What you have to do: All lines in the data bearing the string "JSON" should be identified and copied.

The records:
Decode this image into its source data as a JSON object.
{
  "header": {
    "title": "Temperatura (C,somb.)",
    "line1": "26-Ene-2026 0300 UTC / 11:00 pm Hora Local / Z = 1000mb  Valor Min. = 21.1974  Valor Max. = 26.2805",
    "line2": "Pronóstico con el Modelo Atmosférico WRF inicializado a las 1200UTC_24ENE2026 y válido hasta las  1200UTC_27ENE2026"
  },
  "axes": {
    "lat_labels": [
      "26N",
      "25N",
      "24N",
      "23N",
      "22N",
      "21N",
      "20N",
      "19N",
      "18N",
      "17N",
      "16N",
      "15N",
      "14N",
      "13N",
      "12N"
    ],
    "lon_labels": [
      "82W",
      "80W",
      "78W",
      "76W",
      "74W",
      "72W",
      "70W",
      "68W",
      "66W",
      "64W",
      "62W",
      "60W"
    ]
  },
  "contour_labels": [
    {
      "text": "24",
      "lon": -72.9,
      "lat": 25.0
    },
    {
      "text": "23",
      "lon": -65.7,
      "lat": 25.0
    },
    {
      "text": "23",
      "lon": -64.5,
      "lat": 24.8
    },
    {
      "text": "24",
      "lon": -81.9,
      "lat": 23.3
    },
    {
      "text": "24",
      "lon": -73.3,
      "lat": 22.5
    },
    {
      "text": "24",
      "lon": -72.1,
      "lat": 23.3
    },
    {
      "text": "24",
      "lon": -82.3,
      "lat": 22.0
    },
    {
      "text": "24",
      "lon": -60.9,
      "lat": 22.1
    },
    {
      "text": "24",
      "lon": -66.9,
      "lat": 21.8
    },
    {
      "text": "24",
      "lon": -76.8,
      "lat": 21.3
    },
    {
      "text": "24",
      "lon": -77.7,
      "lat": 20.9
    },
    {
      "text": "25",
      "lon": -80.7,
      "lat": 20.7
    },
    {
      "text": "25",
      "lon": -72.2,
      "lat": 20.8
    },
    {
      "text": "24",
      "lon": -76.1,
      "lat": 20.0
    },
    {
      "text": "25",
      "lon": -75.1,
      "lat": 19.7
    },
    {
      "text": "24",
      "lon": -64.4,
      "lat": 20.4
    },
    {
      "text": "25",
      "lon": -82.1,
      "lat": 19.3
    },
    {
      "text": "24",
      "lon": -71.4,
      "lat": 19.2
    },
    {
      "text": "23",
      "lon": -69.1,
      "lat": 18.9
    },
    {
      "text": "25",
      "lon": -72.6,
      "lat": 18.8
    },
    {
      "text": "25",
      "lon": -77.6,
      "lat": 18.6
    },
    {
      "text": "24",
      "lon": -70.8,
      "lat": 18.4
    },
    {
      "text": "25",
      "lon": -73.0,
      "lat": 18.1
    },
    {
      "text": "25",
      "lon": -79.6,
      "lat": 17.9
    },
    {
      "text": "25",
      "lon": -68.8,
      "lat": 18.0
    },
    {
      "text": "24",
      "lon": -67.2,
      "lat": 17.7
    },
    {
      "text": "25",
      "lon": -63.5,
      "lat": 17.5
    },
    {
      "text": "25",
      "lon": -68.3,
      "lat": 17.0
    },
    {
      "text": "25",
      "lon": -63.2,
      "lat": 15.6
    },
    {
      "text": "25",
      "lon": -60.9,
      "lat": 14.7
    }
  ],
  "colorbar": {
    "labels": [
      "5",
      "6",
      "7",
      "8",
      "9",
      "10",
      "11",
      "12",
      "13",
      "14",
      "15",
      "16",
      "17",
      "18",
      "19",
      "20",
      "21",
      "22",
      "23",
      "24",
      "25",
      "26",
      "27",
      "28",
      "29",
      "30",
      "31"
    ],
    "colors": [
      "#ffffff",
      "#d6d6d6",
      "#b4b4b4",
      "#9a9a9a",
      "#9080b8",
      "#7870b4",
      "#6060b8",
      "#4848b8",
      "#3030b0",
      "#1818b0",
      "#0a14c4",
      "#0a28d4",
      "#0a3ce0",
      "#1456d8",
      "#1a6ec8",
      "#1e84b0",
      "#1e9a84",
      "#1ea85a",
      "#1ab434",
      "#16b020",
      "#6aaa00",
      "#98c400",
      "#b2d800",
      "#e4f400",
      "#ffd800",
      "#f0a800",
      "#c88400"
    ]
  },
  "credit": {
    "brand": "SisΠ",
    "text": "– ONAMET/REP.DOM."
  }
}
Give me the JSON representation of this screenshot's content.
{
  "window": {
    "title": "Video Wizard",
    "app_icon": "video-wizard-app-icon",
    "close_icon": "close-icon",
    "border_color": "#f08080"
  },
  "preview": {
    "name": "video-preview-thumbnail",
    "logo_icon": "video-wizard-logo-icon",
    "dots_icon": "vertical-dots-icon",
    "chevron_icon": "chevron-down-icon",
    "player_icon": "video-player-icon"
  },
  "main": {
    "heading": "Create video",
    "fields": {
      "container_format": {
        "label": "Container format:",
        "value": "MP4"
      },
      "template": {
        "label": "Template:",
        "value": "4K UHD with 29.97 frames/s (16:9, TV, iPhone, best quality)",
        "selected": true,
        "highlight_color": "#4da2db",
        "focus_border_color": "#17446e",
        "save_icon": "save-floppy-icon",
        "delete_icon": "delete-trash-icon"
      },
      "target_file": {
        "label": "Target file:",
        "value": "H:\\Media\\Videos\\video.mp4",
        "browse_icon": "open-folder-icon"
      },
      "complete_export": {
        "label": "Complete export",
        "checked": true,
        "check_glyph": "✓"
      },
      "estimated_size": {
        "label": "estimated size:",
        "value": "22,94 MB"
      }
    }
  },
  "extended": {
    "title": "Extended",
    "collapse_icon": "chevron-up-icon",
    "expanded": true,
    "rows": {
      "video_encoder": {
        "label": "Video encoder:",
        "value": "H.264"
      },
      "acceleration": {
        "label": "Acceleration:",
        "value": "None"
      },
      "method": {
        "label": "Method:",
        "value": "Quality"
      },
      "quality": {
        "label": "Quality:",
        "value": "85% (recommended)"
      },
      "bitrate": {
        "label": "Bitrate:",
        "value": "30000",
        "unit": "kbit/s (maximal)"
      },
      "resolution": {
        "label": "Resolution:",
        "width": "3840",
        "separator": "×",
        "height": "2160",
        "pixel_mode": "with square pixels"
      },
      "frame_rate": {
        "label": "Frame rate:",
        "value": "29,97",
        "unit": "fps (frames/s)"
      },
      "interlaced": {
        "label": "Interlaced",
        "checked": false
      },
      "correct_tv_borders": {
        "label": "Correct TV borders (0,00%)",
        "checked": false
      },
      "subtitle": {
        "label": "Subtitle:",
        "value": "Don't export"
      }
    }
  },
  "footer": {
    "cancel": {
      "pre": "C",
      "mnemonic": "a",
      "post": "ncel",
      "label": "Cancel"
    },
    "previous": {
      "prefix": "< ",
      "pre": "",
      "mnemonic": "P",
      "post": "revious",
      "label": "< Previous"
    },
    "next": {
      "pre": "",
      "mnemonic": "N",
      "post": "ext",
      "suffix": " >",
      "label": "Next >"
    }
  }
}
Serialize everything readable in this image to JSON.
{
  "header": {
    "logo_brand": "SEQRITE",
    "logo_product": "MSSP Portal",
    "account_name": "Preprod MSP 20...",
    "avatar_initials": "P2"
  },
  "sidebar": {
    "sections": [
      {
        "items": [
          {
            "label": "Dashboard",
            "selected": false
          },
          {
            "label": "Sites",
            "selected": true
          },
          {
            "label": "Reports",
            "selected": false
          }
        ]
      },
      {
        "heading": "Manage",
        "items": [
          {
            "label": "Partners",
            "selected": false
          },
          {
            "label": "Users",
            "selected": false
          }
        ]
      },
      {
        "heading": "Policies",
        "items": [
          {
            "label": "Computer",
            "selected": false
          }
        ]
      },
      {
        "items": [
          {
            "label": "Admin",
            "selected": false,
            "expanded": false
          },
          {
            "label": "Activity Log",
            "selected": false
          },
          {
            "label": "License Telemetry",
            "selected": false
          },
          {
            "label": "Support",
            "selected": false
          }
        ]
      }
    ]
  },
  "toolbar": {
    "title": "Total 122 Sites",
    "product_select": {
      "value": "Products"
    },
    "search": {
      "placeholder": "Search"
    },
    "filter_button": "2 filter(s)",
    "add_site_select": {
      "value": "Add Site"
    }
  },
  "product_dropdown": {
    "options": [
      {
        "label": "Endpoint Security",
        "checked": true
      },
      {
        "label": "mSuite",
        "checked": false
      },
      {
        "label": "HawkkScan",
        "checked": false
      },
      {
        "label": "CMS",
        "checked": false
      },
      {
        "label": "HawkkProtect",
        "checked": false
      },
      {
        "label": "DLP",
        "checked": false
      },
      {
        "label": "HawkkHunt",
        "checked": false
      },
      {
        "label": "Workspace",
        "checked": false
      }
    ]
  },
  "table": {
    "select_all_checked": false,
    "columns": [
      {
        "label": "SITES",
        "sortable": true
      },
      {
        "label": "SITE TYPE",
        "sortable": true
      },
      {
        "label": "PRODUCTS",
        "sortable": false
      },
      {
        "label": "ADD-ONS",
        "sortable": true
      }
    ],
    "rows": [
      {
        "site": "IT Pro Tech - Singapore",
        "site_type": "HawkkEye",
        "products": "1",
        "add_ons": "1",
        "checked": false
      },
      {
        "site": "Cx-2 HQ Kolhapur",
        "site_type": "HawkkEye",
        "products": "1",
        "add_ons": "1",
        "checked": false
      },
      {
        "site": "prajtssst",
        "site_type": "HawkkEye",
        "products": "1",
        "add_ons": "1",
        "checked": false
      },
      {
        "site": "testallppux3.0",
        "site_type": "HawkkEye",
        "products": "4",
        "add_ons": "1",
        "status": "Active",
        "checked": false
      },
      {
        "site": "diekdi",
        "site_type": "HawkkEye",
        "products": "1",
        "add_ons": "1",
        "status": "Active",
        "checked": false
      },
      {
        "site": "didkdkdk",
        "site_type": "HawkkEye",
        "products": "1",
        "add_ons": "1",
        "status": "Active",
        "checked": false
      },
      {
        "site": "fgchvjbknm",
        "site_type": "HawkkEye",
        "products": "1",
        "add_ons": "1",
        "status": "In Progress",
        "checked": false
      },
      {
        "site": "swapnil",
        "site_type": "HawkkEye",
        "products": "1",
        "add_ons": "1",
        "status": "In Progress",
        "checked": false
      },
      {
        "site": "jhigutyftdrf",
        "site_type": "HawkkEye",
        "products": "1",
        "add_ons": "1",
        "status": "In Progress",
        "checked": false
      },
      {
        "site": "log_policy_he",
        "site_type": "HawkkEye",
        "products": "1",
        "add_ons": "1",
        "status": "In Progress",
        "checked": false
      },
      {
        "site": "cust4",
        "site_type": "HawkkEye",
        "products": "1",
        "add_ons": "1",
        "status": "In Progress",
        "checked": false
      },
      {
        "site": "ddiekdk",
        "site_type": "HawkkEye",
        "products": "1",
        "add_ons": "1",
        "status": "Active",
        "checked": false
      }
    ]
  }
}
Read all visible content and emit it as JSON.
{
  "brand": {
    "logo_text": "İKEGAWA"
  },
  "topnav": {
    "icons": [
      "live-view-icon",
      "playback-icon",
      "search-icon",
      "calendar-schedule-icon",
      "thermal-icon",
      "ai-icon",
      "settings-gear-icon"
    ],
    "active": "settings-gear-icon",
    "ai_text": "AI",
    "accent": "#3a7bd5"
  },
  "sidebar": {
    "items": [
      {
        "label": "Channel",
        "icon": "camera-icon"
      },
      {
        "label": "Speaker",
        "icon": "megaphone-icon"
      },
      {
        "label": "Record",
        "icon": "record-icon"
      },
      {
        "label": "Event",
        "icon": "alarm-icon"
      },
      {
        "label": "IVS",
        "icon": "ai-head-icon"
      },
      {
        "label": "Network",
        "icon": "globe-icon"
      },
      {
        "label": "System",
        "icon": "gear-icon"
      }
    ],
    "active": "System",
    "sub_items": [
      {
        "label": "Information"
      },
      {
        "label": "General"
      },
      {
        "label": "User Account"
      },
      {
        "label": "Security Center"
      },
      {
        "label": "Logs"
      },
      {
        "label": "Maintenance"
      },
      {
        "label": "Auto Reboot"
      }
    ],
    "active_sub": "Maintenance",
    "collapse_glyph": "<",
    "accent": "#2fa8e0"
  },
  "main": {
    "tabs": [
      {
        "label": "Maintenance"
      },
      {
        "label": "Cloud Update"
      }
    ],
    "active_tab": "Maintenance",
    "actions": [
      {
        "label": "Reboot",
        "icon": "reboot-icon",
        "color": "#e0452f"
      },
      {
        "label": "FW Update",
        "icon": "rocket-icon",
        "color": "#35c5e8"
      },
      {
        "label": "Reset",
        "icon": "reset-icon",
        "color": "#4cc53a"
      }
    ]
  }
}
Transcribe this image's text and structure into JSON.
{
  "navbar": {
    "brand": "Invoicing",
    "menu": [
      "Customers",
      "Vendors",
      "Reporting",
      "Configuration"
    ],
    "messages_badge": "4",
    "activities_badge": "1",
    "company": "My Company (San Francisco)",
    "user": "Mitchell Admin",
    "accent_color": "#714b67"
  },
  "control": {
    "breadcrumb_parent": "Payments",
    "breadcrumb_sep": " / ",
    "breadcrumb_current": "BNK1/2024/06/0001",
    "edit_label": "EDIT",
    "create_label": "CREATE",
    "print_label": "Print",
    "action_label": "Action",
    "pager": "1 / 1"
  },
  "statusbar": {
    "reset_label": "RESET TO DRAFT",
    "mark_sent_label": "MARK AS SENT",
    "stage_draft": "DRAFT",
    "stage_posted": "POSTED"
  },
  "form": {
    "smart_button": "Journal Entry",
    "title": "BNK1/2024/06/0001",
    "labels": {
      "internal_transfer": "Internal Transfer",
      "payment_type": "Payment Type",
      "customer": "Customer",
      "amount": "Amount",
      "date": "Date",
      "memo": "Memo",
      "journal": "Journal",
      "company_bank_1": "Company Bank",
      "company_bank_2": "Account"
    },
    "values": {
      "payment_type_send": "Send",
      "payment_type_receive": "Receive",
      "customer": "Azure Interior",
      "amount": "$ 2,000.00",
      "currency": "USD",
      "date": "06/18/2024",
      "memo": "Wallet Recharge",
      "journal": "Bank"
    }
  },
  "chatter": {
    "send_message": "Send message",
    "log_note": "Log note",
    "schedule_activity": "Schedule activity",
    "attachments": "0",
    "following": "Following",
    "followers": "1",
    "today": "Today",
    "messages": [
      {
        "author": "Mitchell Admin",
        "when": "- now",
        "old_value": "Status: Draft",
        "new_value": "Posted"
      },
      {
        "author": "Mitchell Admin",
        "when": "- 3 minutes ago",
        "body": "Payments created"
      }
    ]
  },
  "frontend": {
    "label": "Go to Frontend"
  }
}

Task result:
Decode this image into its source data as a JSON object.
Give me the JSON representation of this screenshot's content.
Serialize everything readable in this image to JSON.
Read all visible content and emit it as JSON.
Transcribe this image's text and structure into JSON.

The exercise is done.